▶ DATA RECORDS

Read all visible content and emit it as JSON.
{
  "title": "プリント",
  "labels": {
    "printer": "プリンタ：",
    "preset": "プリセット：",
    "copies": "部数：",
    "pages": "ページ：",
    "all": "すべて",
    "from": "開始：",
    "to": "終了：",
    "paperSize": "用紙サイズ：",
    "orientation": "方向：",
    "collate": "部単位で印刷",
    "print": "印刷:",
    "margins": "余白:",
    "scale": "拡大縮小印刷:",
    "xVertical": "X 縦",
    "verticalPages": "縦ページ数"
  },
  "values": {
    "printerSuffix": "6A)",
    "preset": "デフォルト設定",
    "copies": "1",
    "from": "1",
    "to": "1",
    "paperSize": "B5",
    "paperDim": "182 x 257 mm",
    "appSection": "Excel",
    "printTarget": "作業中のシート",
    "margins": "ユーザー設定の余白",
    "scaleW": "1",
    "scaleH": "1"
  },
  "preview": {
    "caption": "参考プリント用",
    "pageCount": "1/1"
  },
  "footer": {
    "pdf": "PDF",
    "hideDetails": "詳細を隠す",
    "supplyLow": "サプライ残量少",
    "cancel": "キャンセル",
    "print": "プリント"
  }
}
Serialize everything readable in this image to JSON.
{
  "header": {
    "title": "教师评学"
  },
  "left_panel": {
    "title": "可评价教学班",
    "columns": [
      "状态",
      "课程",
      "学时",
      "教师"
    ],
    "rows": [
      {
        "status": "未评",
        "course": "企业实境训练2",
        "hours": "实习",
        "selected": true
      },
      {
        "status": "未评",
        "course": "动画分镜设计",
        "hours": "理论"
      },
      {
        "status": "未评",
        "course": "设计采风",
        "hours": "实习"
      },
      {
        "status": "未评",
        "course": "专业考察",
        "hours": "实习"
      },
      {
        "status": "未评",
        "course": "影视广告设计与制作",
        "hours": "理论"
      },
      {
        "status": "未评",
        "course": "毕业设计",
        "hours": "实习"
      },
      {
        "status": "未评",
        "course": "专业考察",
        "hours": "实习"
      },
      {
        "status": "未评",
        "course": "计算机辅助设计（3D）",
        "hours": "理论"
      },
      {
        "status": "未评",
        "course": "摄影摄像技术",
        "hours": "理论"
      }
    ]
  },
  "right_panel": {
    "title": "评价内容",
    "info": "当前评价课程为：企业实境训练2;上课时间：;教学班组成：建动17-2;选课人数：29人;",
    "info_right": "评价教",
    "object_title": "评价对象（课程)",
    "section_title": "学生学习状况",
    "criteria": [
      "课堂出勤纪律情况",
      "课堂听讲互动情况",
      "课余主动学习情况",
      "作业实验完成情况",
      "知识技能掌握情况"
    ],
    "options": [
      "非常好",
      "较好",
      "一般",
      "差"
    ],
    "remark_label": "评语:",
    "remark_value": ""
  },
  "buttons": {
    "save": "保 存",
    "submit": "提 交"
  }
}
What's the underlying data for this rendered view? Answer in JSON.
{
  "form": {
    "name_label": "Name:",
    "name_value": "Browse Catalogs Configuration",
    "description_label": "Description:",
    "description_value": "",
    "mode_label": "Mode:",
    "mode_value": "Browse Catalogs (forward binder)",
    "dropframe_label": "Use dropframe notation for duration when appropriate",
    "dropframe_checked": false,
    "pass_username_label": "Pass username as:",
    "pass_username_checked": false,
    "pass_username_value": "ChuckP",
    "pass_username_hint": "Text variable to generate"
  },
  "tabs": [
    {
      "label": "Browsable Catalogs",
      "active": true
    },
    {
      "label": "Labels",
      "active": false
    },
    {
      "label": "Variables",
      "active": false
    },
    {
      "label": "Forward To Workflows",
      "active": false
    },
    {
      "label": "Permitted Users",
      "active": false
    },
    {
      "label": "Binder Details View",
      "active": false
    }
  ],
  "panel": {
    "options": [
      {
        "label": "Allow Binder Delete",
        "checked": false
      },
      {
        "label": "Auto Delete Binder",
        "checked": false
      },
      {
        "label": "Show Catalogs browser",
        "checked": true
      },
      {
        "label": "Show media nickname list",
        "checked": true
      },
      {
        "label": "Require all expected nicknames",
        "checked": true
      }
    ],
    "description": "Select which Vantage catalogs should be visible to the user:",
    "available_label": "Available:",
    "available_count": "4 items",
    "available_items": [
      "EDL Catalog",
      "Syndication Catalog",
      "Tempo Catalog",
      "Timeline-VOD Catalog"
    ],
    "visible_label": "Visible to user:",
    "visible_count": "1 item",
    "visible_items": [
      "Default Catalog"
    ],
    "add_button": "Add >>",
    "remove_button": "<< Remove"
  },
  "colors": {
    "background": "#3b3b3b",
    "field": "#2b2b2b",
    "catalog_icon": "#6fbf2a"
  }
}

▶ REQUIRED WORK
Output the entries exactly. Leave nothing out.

▶ OUTPUT
Read all visible content and emit it as JSON.
{
  "title": "プリント",
  "labels": {
    "printer": "プリンタ：",
    "preset": "プリセット：",
    "copies": "部数：",
    "pages": "ページ：",
    "all": "すべて",
    "from": "開始：",
    "to": "終了：",
    "paperSize": "用紙サイズ：",
    "orientation": "方向：",
    "collate": "部単位で印刷",
    "print": "印刷:",
    "margins": "余白:",
    "scale": "拡大縮小印刷:",
    "xVertical": "X 縦",
    "verticalPages": "縦ページ数"
  },
  "values": {
    "printerSuffix": "6A)",
    "preset": "デフォルト設定",
    "copies": "1",
    "from": "1",
    "to": "1",
    "paperSize": "B5",
    "paperDim": "182 x 257 mm",
    "appSection": "Excel",
    "printTarget": "作業中のシート",
    "margins": "ユーザー設定の余白",
    "scaleW": "1",
    "scaleH": "1"
  },
  "preview": {
    "caption": "参考プリント用",
    "pageCount": "1/1"
  },
  "footer": {
    "pdf": "PDF",
    "hideDetails": "詳細を隠す",
    "supplyLow": "サプライ残量少",
    "cancel": "キャンセル",
    "print": "プリント"
  }
}
Serialize everything readable in this image to JSON.
{
  "header": {
    "title": "教师评学"
  },
  "left_panel": {
    "title": "可评价教学班",
    "columns": [
      "状态",
      "课程",
      "学时",
      "教师"
    ],
    "rows": [
      {
        "status": "未评",
        "course": "企业实境训练2",
        "hours": "实习",
        "selected": true
      },
      {
        "status": "未评",
        "course": "动画分镜设计",
        "hours": "理论"
      },
      {
        "status": "未评",
        "course": "设计采风",
        "hours": "实习"
      },
      {
        "status": "未评",
        "course": "专业考察",
        "hours": "实习"
      },
      {
        "status": "未评",
        "course": "影视广告设计与制作",
        "hours": "理论"
      },
      {
        "status": "未评",
        "course": "毕业设计",
        "hours": "实习"
      },
      {
        "status": "未评",
        "course": "专业考察",
        "hours": "实习"
      },
      {
        "status": "未评",
        "course": "计算机辅助设计（3D）",
        "hours": "理论"
      },
      {
        "status": "未评",
        "course": "摄影摄像技术",
        "hours": "理论"
      }
    ]
  },
  "right_panel": {
    "title": "评价内容",
    "info": "当前评价课程为：企业实境训练2;上课时间：;教学班组成：建动17-2;选课人数：29人;",
    "info_right": "评价教",
    "object_title": "评价对象（课程)",
    "section_title": "学生学习状况",
    "criteria": [
      "课堂出勤纪律情况",
      "课堂听讲互动情况",
      "课余主动学习情况",
      "作业实验完成情况",
      "知识技能掌握情况"
    ],
    "options": [
      "非常好",
      "较好",
      "一般",
      "差"
    ],
    "remark_label": "评语:",
    "remark_value": ""
  },
  "buttons": {
    "save": "保 存",
    "submit": "提 交"
  }
}
What's the underlying data for this rendered view? Answer in JSON.
{
  "form": {
    "name_label": "Name:",
    "name_value": "Browse Catalogs Configuration",
    "description_label": "Description:",
    "description_value": "",
    "mode_label": "Mode:",
    "mode_value": "Browse Catalogs (forward binder)",
    "dropframe_label": "Use dropframe notation for duration when appropriate",
    "dropframe_checked": false,
    "pass_username_label": "Pass username as:",
    "pass_username_checked": false,
    "pass_username_value": "ChuckP",
    "pass_username_hint": "Text variable to generate"
  },
  "tabs": [
    {
      "label": "Browsable Catalogs",
      "active": true
    },
    {
      "label": "Labels",
      "active": false
    },
    {
      "label": "Variables",
      "active": false
    },
    {
      "label": "Forward To Workflows",
      "active": false
    },
    {
      "label": "Permitted Users",
      "active": false
    },
    {
      "label": "Binder Details View",
      "active": false
    }
  ],
  "panel": {
    "options": [
      {
        "label": "Allow Binder Delete",
        "checked": false
      },
      {
        "label": "Auto Delete Binder",
        "checked": false
      },
      {
        "label": "Show Catalogs browser",
        "checked": true
      },
      {
        "label": "Show media nickname list",
        "checked": true
      },
      {
        "label": "Require all expected nicknames",
        "checked": true
      }
    ],
    "description": "Select which Vantage catalogs should be visible to the user:",
    "available_label": "Available:",
    "available_count": "4 items",
    "available_items": [
      "EDL Catalog",
      "Syndication Catalog",
      "Tempo Catalog",
      "Timeline-VOD Catalog"
    ],
    "visible_label": "Visible to user:",
    "visible_count": "1 item",
    "visible_items": [
      "Default Catalog"
    ],
    "add_button": "Add >>",
    "remove_button": "<< Remove"
  },
  "colors": {
    "background": "#3b3b3b",
    "field": "#2b2b2b",
    "catalog_icon": "#6fbf2a"
  }
}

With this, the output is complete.